## Aim of the task
Copy each line below in which the string "APPMGMT" appears.

──────── Provided records ────────

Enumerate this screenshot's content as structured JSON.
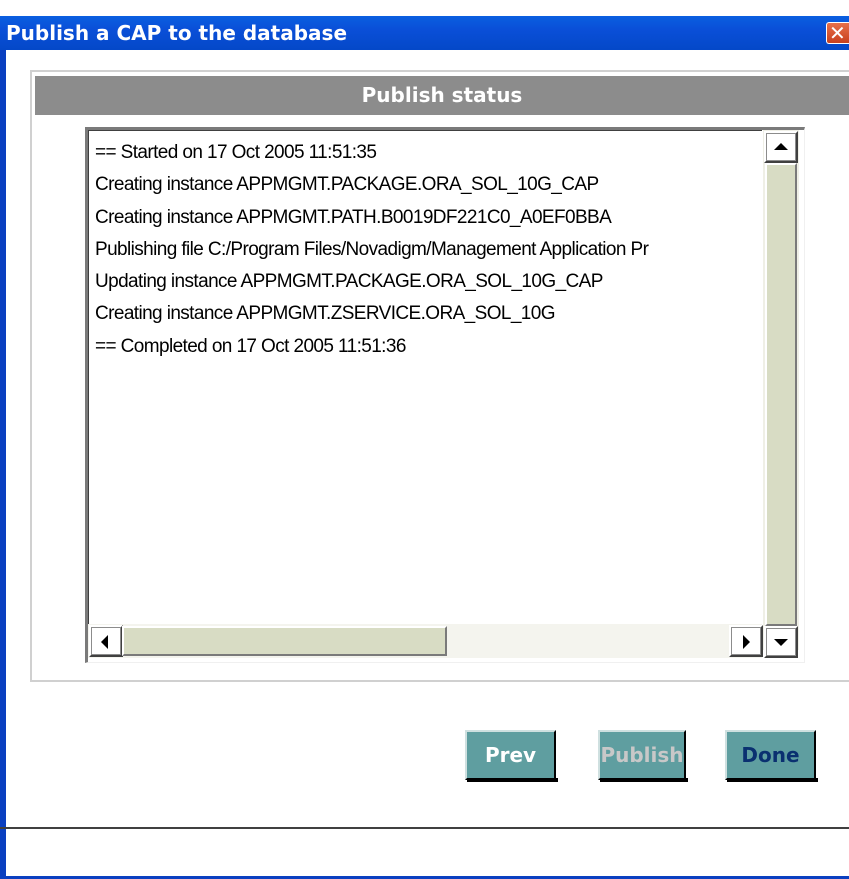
{
  "window": {
    "title": "Publish a CAP to the database",
    "close_glyph": "✕"
  },
  "panel": {
    "header": "Publish status"
  },
  "log": {
    "lines": [
      "== Started on 17 Oct 2005 11:51:35",
      "Creating instance APPMGMT.PACKAGE.ORA_SOL_10G_CAP",
      "Creating instance APPMGMT.PATH.B0019DF221C0_A0EF0BBA",
      "Publishing file C:/Program Files/Novadigm/Management Application Pr",
      "Updating instance APPMGMT.PACKAGE.ORA_SOL_10G_CAP",
      "Creating instance APPMGMT.ZSERVICE.ORA_SOL_10G",
      "== Completed on 17 Oct 2005 11:51:36"
    ]
  },
  "buttons": {
    "prev": "Prev",
    "publish": "Publish",
    "done": "Done"
  },
  "colors": {
    "titlebar": "#0a4fd8",
    "button_face": "#5f9ea0",
    "panel_header": "#8c8c8c"
  }
}
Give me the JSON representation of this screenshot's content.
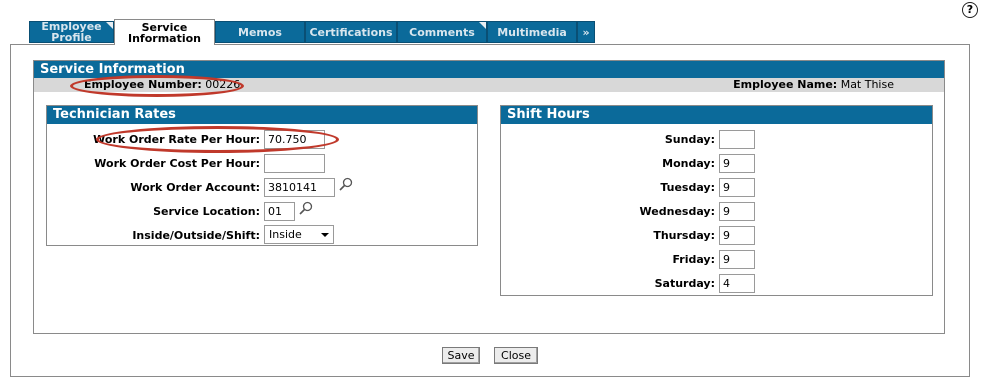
{
  "help_icon": "?",
  "tabs": [
    {
      "label": "Employee\nProfile"
    },
    {
      "label": "Service\nInformation"
    },
    {
      "label": "Memos"
    },
    {
      "label": "Certifications"
    },
    {
      "label": "Comments"
    },
    {
      "label": "Multimedia"
    },
    {
      "label": "»"
    }
  ],
  "section": {
    "title": "Service Information",
    "employee_number_label": "Employee Number:",
    "employee_number": "00226",
    "employee_name_label": "Employee Name:",
    "employee_name": "Mat Thise"
  },
  "tech_rates": {
    "title": "Technician Rates",
    "fields": [
      {
        "label": "Work Order Rate Per Hour:",
        "value": "70.750"
      },
      {
        "label": "Work Order Cost Per Hour:",
        "value": ""
      },
      {
        "label": "Work Order Account:",
        "value": "3810141"
      },
      {
        "label": "Service Location:",
        "value": "01"
      },
      {
        "label": "Inside/Outside/Shift:",
        "value": "Inside"
      }
    ]
  },
  "shift_hours": {
    "title": "Shift Hours",
    "days": [
      {
        "label": "Sunday:",
        "value": ""
      },
      {
        "label": "Monday:",
        "value": "9"
      },
      {
        "label": "Tuesday:",
        "value": "9"
      },
      {
        "label": "Wednesday:",
        "value": "9"
      },
      {
        "label": "Thursday:",
        "value": "9"
      },
      {
        "label": "Friday:",
        "value": "9"
      },
      {
        "label": "Saturday:",
        "value": "4"
      }
    ]
  },
  "buttons": {
    "save": "Save",
    "close": "Close"
  },
  "colors": {
    "accent": "#0b6a9a",
    "highlight_oval": "#c0392b",
    "grey_bar": "#d8d8d8"
  }
}
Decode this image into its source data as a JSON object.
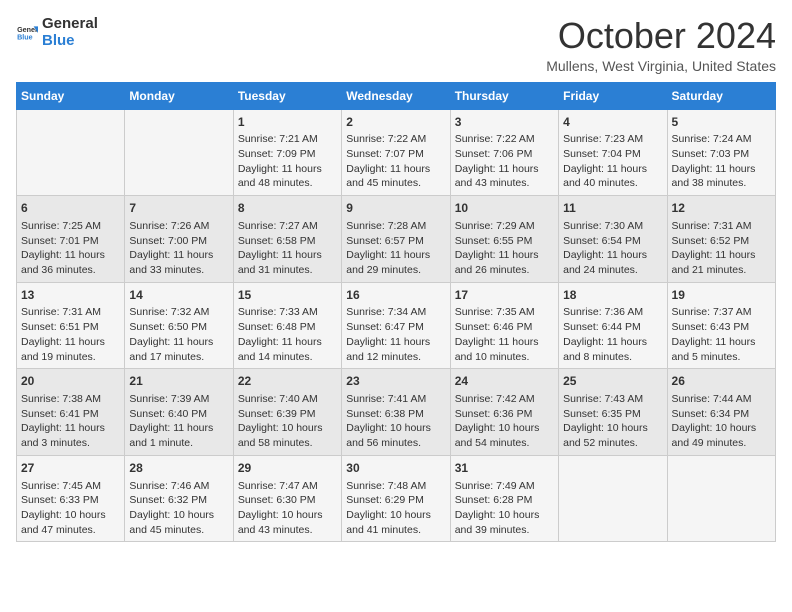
{
  "header": {
    "logo_general": "General",
    "logo_blue": "Blue",
    "title": "October 2024",
    "location": "Mullens, West Virginia, United States"
  },
  "days_of_week": [
    "Sunday",
    "Monday",
    "Tuesday",
    "Wednesday",
    "Thursday",
    "Friday",
    "Saturday"
  ],
  "weeks": [
    [
      {
        "day": "",
        "info": ""
      },
      {
        "day": "",
        "info": ""
      },
      {
        "day": "1",
        "info": "Sunrise: 7:21 AM\nSunset: 7:09 PM\nDaylight: 11 hours and 48 minutes."
      },
      {
        "day": "2",
        "info": "Sunrise: 7:22 AM\nSunset: 7:07 PM\nDaylight: 11 hours and 45 minutes."
      },
      {
        "day": "3",
        "info": "Sunrise: 7:22 AM\nSunset: 7:06 PM\nDaylight: 11 hours and 43 minutes."
      },
      {
        "day": "4",
        "info": "Sunrise: 7:23 AM\nSunset: 7:04 PM\nDaylight: 11 hours and 40 minutes."
      },
      {
        "day": "5",
        "info": "Sunrise: 7:24 AM\nSunset: 7:03 PM\nDaylight: 11 hours and 38 minutes."
      }
    ],
    [
      {
        "day": "6",
        "info": "Sunrise: 7:25 AM\nSunset: 7:01 PM\nDaylight: 11 hours and 36 minutes."
      },
      {
        "day": "7",
        "info": "Sunrise: 7:26 AM\nSunset: 7:00 PM\nDaylight: 11 hours and 33 minutes."
      },
      {
        "day": "8",
        "info": "Sunrise: 7:27 AM\nSunset: 6:58 PM\nDaylight: 11 hours and 31 minutes."
      },
      {
        "day": "9",
        "info": "Sunrise: 7:28 AM\nSunset: 6:57 PM\nDaylight: 11 hours and 29 minutes."
      },
      {
        "day": "10",
        "info": "Sunrise: 7:29 AM\nSunset: 6:55 PM\nDaylight: 11 hours and 26 minutes."
      },
      {
        "day": "11",
        "info": "Sunrise: 7:30 AM\nSunset: 6:54 PM\nDaylight: 11 hours and 24 minutes."
      },
      {
        "day": "12",
        "info": "Sunrise: 7:31 AM\nSunset: 6:52 PM\nDaylight: 11 hours and 21 minutes."
      }
    ],
    [
      {
        "day": "13",
        "info": "Sunrise: 7:31 AM\nSunset: 6:51 PM\nDaylight: 11 hours and 19 minutes."
      },
      {
        "day": "14",
        "info": "Sunrise: 7:32 AM\nSunset: 6:50 PM\nDaylight: 11 hours and 17 minutes."
      },
      {
        "day": "15",
        "info": "Sunrise: 7:33 AM\nSunset: 6:48 PM\nDaylight: 11 hours and 14 minutes."
      },
      {
        "day": "16",
        "info": "Sunrise: 7:34 AM\nSunset: 6:47 PM\nDaylight: 11 hours and 12 minutes."
      },
      {
        "day": "17",
        "info": "Sunrise: 7:35 AM\nSunset: 6:46 PM\nDaylight: 11 hours and 10 minutes."
      },
      {
        "day": "18",
        "info": "Sunrise: 7:36 AM\nSunset: 6:44 PM\nDaylight: 11 hours and 8 minutes."
      },
      {
        "day": "19",
        "info": "Sunrise: 7:37 AM\nSunset: 6:43 PM\nDaylight: 11 hours and 5 minutes."
      }
    ],
    [
      {
        "day": "20",
        "info": "Sunrise: 7:38 AM\nSunset: 6:41 PM\nDaylight: 11 hours and 3 minutes."
      },
      {
        "day": "21",
        "info": "Sunrise: 7:39 AM\nSunset: 6:40 PM\nDaylight: 11 hours and 1 minute."
      },
      {
        "day": "22",
        "info": "Sunrise: 7:40 AM\nSunset: 6:39 PM\nDaylight: 10 hours and 58 minutes."
      },
      {
        "day": "23",
        "info": "Sunrise: 7:41 AM\nSunset: 6:38 PM\nDaylight: 10 hours and 56 minutes."
      },
      {
        "day": "24",
        "info": "Sunrise: 7:42 AM\nSunset: 6:36 PM\nDaylight: 10 hours and 54 minutes."
      },
      {
        "day": "25",
        "info": "Sunrise: 7:43 AM\nSunset: 6:35 PM\nDaylight: 10 hours and 52 minutes."
      },
      {
        "day": "26",
        "info": "Sunrise: 7:44 AM\nSunset: 6:34 PM\nDaylight: 10 hours and 49 minutes."
      }
    ],
    [
      {
        "day": "27",
        "info": "Sunrise: 7:45 AM\nSunset: 6:33 PM\nDaylight: 10 hours and 47 minutes."
      },
      {
        "day": "28",
        "info": "Sunrise: 7:46 AM\nSunset: 6:32 PM\nDaylight: 10 hours and 45 minutes."
      },
      {
        "day": "29",
        "info": "Sunrise: 7:47 AM\nSunset: 6:30 PM\nDaylight: 10 hours and 43 minutes."
      },
      {
        "day": "30",
        "info": "Sunrise: 7:48 AM\nSunset: 6:29 PM\nDaylight: 10 hours and 41 minutes."
      },
      {
        "day": "31",
        "info": "Sunrise: 7:49 AM\nSunset: 6:28 PM\nDaylight: 10 hours and 39 minutes."
      },
      {
        "day": "",
        "info": ""
      },
      {
        "day": "",
        "info": ""
      }
    ]
  ]
}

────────

## Solution to the exercise
      "Creating instance APPMGMT.PACKAGE.ORA_SOL_10G_CAP",
      "Creating instance APPMGMT.PATH.B0019DF221C0_A0EF0BBA",
      "Updating instance APPMGMT.PACKAGE.ORA_SOL_10G_CAP",
      "Creating instance APPMGMT.ZSERVICE.ORA_SOL_10G",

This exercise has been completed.